In the entries that follow, how many lines contain "chevron"? Please reply with only the number.
===
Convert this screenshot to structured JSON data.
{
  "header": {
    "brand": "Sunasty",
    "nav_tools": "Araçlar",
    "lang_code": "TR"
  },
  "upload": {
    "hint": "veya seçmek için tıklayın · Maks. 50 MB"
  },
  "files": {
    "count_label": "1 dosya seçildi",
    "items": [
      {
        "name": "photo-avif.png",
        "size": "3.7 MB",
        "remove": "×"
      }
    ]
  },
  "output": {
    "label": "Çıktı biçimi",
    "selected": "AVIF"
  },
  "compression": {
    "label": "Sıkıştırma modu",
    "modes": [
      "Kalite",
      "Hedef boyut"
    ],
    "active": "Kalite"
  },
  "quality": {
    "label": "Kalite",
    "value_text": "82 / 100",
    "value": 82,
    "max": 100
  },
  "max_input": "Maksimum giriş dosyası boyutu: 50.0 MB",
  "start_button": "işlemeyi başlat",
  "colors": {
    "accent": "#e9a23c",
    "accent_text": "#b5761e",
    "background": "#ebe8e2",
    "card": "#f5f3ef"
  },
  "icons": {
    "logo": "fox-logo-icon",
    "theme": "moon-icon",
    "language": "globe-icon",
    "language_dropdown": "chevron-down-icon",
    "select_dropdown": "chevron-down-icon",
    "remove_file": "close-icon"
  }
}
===
_Task solution_
2